START Data listing

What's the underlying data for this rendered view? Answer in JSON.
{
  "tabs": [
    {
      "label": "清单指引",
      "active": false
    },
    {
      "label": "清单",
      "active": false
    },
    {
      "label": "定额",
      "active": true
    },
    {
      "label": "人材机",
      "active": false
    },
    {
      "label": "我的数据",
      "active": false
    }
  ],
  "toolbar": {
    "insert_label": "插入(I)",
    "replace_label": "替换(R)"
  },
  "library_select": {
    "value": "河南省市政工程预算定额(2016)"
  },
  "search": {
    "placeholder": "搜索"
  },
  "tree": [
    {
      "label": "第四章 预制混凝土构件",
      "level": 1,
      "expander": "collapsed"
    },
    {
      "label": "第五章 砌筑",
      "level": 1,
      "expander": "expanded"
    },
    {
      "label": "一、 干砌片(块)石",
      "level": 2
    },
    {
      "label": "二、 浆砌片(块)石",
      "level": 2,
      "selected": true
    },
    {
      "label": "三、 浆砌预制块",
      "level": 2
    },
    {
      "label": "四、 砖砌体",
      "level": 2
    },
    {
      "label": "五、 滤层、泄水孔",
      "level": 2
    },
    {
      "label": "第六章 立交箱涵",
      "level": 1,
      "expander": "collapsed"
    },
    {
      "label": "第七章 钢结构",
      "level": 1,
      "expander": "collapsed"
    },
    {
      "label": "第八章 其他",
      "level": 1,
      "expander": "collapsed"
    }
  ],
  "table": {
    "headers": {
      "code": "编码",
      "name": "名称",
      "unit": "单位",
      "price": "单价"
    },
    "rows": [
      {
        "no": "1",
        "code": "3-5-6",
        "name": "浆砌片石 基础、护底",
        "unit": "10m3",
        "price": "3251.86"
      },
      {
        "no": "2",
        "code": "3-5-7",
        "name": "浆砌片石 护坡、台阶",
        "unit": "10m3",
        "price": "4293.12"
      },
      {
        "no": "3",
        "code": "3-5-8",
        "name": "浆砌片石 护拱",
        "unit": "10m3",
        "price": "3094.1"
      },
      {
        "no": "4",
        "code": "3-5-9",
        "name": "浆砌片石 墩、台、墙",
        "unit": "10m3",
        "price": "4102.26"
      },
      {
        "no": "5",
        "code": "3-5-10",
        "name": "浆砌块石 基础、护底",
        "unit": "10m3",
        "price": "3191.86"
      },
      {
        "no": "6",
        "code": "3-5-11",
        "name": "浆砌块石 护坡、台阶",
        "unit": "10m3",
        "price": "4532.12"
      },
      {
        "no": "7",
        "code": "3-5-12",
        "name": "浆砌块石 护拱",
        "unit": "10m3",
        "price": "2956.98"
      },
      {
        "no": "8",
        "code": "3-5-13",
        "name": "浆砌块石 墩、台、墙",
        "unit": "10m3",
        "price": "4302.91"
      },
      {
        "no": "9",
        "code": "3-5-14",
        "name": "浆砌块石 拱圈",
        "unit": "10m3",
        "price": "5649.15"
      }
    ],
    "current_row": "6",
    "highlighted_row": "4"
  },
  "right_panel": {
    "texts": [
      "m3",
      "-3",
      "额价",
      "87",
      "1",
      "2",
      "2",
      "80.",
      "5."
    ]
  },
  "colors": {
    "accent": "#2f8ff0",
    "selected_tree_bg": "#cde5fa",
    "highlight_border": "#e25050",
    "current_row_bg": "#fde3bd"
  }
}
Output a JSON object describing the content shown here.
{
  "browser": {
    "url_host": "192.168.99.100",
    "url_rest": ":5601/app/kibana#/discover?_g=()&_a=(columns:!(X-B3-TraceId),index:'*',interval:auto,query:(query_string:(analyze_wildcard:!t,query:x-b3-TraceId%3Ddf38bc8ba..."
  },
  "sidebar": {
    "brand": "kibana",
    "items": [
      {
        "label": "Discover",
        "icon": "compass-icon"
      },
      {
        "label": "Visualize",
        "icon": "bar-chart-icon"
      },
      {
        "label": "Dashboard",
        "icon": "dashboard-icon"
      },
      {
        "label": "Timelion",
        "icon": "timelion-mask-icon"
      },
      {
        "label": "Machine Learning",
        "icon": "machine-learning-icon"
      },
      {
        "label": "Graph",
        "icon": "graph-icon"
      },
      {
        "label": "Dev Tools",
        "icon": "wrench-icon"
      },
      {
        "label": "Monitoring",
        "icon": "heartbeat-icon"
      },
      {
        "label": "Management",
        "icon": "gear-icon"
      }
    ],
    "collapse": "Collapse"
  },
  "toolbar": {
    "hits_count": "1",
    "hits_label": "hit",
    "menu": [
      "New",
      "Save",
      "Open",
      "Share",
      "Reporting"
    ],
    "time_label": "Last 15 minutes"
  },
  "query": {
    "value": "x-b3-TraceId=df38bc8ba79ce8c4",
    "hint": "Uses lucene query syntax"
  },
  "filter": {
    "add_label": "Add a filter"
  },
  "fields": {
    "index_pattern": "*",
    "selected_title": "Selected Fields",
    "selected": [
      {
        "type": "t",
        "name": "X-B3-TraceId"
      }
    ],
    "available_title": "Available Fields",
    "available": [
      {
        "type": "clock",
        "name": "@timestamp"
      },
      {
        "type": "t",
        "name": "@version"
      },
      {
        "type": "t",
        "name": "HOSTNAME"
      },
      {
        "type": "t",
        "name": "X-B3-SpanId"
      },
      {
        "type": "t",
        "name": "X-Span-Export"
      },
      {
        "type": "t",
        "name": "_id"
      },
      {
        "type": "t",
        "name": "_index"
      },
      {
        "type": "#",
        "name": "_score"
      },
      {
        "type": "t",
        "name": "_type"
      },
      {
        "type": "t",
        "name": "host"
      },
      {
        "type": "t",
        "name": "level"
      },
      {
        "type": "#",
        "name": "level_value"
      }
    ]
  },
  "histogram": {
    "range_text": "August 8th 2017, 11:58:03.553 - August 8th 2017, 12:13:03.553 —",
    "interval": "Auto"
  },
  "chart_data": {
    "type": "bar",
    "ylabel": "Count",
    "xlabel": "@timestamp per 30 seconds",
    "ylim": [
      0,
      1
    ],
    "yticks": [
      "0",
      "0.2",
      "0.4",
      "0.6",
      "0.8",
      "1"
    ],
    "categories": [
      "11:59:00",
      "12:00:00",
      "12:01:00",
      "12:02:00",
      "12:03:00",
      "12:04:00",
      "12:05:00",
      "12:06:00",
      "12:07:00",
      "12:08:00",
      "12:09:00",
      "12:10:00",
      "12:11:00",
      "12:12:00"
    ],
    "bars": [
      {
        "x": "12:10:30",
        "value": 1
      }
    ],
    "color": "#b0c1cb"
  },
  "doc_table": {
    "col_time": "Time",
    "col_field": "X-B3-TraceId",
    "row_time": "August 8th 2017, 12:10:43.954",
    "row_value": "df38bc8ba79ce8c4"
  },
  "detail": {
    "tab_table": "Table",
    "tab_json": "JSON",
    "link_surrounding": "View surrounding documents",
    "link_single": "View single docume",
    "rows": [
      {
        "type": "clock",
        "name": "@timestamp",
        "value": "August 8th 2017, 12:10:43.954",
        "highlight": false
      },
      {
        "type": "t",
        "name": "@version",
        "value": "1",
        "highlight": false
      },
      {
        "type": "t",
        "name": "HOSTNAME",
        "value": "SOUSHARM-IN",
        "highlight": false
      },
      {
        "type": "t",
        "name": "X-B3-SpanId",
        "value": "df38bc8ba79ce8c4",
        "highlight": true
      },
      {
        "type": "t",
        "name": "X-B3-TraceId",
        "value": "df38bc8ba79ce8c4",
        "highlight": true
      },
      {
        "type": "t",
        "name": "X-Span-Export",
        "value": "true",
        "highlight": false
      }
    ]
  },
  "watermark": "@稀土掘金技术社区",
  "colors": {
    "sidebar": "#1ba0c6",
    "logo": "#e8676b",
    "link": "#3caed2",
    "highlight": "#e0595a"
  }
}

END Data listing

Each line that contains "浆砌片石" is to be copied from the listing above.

        "name": "浆砌片石 基础、护底",
        "name": "浆砌片石 护坡、台阶",
        "name": "浆砌片石 护拱",
        "name": "浆砌片石 墩、台、墙",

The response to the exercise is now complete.